1. Things to Do

Ruskin Seafood Festival carries on without two of its favorite sons

RUSKIN — Steven "Steve" Fagen and Ron Simpson cherished their families, their friends and living life in the South Shore community, bordering the picturesque waters of Tampa Bay.

Fagen, of Ruskin, an avid fisherman along with his close buddy and son, Steven, Jr.; and Simpson, a retired CIA agent and Apollo Beach resident, loved nothing more than immersing themselves in the community. They took part in many of the sights and sounds the burgeoning area has to offer.

Their favorite event has always been the annual Ruskin Seafood Festival, a two-day affair hosted by the SouthShore Chamber of Commerce that will be held Saturday and Sunday (Nov. 4-5) at E.G. Simmons Park, 2401 19th Ave., NW.

But, sadly, neither of the men will be there.

Fagen — more commonly known in the community as the Mullet Man, who peddled his hand-caught and self-smoked mullet and his homemade mullet spread for close to two decades at the event — died suddenly of a heart attack on April 9.

"He always looked forward to seeing his old friends and meeting new ones at the festival," said his wife, Bridget. "And he was such a gentleman. If an elderly woman would come up and place an order he would always offer to take it to where she was seated or to her car."

Simpson, an active chamber member who for many years volunteered his time at the festival by delivering water throughout the site to fellow volunteers via the "hydration cart," succumbed to cancer on July 14.
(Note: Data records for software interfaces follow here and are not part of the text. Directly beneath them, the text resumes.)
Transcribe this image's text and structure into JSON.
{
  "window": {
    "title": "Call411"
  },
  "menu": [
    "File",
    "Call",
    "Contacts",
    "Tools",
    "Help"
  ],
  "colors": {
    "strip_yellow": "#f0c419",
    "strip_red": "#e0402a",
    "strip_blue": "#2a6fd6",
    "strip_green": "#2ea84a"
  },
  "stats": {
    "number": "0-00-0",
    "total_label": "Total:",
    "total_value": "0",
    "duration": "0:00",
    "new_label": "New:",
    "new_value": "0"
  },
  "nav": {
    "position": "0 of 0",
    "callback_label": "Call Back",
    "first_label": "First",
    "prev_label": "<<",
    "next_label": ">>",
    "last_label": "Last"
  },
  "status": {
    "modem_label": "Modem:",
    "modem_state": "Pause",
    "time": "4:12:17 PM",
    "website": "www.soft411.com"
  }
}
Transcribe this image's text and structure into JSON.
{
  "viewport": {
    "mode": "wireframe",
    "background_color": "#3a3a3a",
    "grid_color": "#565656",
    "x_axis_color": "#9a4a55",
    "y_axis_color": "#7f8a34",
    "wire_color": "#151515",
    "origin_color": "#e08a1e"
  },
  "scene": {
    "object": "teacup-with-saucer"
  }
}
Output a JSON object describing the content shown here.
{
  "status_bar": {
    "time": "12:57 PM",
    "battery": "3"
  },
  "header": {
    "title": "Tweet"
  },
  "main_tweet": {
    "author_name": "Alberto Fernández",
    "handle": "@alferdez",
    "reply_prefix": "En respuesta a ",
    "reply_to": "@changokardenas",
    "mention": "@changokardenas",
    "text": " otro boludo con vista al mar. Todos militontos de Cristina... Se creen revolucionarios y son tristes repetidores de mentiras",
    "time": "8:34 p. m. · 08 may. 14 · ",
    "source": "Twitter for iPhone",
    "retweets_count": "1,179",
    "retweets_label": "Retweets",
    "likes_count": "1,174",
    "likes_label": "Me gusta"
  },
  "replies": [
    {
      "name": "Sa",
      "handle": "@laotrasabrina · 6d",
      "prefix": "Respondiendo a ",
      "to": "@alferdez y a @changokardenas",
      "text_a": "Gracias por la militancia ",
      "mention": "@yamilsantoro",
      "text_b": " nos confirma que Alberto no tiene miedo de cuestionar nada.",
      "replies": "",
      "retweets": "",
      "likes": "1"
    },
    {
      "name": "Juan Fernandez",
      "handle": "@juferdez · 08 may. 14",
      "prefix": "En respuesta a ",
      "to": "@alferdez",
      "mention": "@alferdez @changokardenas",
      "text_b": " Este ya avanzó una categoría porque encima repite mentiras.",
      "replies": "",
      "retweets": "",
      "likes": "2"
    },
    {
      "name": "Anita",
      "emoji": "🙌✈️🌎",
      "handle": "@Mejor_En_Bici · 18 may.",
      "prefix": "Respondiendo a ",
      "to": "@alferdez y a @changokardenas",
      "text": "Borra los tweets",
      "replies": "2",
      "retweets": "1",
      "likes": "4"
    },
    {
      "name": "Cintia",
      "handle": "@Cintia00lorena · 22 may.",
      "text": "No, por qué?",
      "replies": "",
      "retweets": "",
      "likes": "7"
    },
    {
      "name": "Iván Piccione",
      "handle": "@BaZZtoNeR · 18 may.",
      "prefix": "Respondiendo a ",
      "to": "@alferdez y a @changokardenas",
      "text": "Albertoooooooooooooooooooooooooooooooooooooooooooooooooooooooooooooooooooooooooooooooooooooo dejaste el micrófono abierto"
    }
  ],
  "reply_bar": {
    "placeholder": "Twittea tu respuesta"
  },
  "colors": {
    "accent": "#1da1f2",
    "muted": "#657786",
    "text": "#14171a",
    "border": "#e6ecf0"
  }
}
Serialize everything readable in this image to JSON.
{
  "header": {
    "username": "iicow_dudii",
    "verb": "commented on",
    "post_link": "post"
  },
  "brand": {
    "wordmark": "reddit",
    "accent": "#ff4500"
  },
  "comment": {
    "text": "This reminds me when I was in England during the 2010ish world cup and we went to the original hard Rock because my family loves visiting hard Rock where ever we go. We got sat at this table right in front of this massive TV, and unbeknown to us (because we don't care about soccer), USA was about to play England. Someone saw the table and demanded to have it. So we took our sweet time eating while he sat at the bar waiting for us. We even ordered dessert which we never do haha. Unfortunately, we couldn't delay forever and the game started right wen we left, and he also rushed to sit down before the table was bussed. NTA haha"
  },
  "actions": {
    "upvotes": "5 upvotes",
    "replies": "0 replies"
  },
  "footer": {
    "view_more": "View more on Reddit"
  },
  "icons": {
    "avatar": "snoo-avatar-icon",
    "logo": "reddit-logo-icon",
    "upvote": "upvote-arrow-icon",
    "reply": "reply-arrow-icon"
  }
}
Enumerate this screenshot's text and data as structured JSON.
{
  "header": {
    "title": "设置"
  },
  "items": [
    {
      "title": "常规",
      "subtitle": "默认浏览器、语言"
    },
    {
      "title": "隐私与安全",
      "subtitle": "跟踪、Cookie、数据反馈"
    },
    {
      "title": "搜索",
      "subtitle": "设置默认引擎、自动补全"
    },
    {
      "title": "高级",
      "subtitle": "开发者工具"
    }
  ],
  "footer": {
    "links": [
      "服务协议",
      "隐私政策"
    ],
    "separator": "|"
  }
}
"He was just the best person to have fun with," said fellow volunteer Jim Johnson, who partnered with Simpson in the cart. "But, he'll be up there laughing with us and cheering us on."

During this year's event a large banner in Fagen's honor will grace the site where his red-and-white Mullet Shack would have stood, and festival volunteers will don tie-dyed T-shirts, mimicking Simpson's favorite mode of dress.

"He loved people, he loved being involved and he felt strongly about the chamber," said Simpson's wife, Phyllis Gannon.

Melanie Rimes, the chamber's executive director, described the two as "very special people" who will be greatly missed.

"But, they would be "furious," she added, if the festival didn't move forward as planned.

More than 100 vendors touting seafood specialties, barbecue, salty snacks, sweet treats, art, crafts, businesses and organizations of all kinds will participate in this year's event. It got its start in 1988 as a small expo on the waterfront with a couple of seafood vendors and a few boats and last year attracted more than 25,000 attendees.

The kids' area featuring bounce houses, pony rides, reverse bungee jumping, a rock wall, hamster ball, mechanical shark, a petting zoo and more is also a main attraction, according to the longtime kids' area chairman Carrie Elwell, owner of Kids R Kids childcare center, with two locations in the South Shore area.

In addition, attendees can participate in arts and crafts projects, take in a boat show, and enjoy live musical entertainment throughout the festival, purposely fashioned to appeal to people of all ages.

Among this year's lineup is Kozmic Pearl, a classic rock and R&B band that will perform on the main stage from 3:30 to 5 p.m. on Saturday. And the Soul Circus Cowboys, one of the area's best country-rock bands, will close out the evening on Saturday.

There also will be three beer and wine stations positioned at key sites on the grounds, organized and overseen by chamber board member Jay Fredricks.

All the alcoholic beverages are provided by Pepin Distributing in Tampa, a company Fredricks contends does a great job.

He also gives kudos to the Krewe of South Shore Marauders, whose members pour and serve the drinks and use the tips they receive to support local charities.

Chamber president Deb Adams encourages people from throughout the greater South Shore community and beyond to attend the festival, alluding to all its offerings of food and fun amid a beachfront setting from which the Tampa and St. Petersburg skylines can be seen.

"It's almost a year-round effort to pull it all together and it's an event that nobody in this area wants to miss," Rimes said.

She expressed her thanks of to the myriad volunteers — including her husband, her daughters, her parents, students from the area's schools, and the many others – who for years have played a key role toward its success.

Contact Joyce McKenzie at